Also, awhile back I started penciling out what mass Translation for openSUSE might become. Yes, all things start small. But, if this becomes important to more people in openSUSE, I'd like to involve anyone who wants this to enhance what they do and avoid being unable to deliver.
On Sep 27, 2012 2:38 AM, "Jos Poortvliet" email@example.com wrote:
On Wednesday 26 September 2012 15:18:09 Tony Su wrote:
Hello Jan (and whoever else receives this, I'm not subscribed to all the mail-lists on CC)
Yes, it's quite possible that the initial translations might not be "good enough" -- and ultimately since machine translations today still cannot usually provide better than word for word literal word substitution, "good enough" is probably best defined as understandable although not with the smooth idiomatic linguistic structures that can best be provided by a human being.
What machine translation can provide is the ability to get the proper meaning across, to communicate an idea properly.

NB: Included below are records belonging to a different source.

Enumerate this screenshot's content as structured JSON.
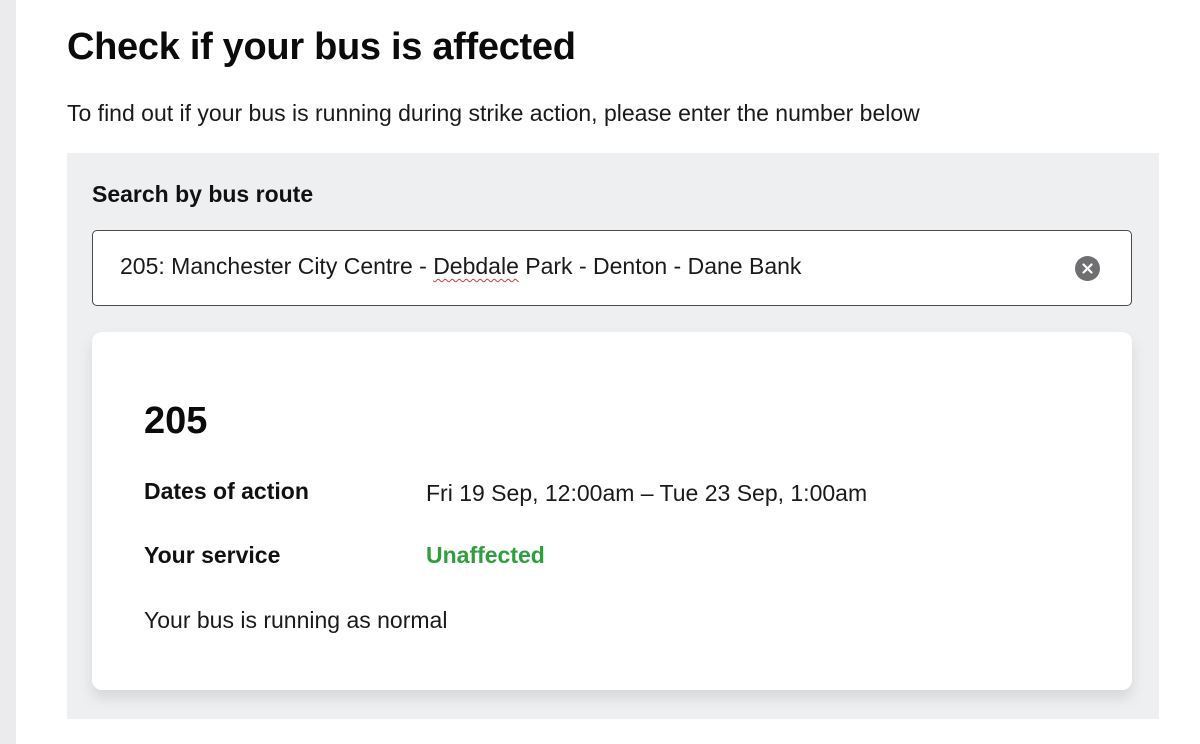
{
  "page": {
    "title": "Check if your bus is affected",
    "intro": "To find out if your bus is running during strike action, please enter the number below"
  },
  "search": {
    "label": "Search by bus route",
    "value_prefix": "205: Manchester City Centre - ",
    "value_flagged": "Debdale",
    "value_suffix": " Park - Denton - Dane Bank",
    "clear_icon": "close-circle-icon"
  },
  "result": {
    "route": "205",
    "dates_label": "Dates of action",
    "dates_value": "Fri 19 Sep, 12:00am – Tue 23 Sep, 1:00am",
    "service_label": "Your service",
    "service_status": "Unaffected",
    "message": "Your bus is running as normal"
  },
  "colors": {
    "status_unaffected": "#2e9e3e",
    "panel_bg": "#eeeff1",
    "clear_button": "#6f6f72"
  }
}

And, if human resources aren't available, this is better than no communication at all.
As for accuracy... Particularly for short, "standard expressions" that crop up again and again in the types of documents we produce, Web-based translations provide a means for anyone to submit an improvement or correction. Assuming that Google or Microsoft or whoever is used as the Translation Partner properly evaluates, accepts and implements suggestions for future use of the same expression, we should expect that within rather short order future documents should be translated extremely well.
If there is any interest in openSUSE/SUSE to investiggate the capabilities of this technology, a project should be designated that can properly evaluate whether machine translation is worthless or promising and if desired I am willing to shepherd it.
'shepherd' or 'do' ;-)
I wouldn't know what would be needed to actually TEST this out - but you're right that there are plenty of pages not translated in plenty of languages.
Quite a few of our sites are in github, maybe you can set up a test version with a translation system of, say, openbuildservice.org: fork https://github.com/openSUSE/o-b-s.org and add the translation system, then run it somewhere so ppl can check it out. If it's better than what we have (and from your comments I take it it will be) you can just make a merge request to the github repo and the maintainers get it up. And done, one down, a dozen to go :D
Then there is the wiki. How do we support our translators with this, can google translate be helpful for that? For example, maybe it is possible to have an auto-translate run over our wiki pages so all pages get translations in say the basic 25 languages or so. Then people can edit as things used to are...
Is that possible? Is there a mediawiki tool which can crawl our en.opensuse.org wiki and, for pages that have no de.opensuse.org, fr.opensuse.org etc etc equivalents, create and fill them? If you 'just' manage to do that, our wiki has become far more accessible to non-native speakers...
On Sun, Sep 23, 2012 at 1:46 AM, Jan Engelhardt firstname.lastname@example.org
On Tuesday 2012-09-11 23:20, Tony Su wrote:
Both are free and only take seconds then ask for a native speaker review to clean up any idioms and colloquials.
The time to weed out the bugs of automatic translation is close to doing a non-automated, more targeted translation. Especially the farther east you go on the globe (Japanese TL with Google is pretty much unusable in either direction) and/or dealing with highly-technical words (and fillers) - which the announcement is in no way short of, like "Call For Papers", "to keynote", "to kick off", "workshop", "track", "session", "usability expert", and (obviousisms like) "speakers talking".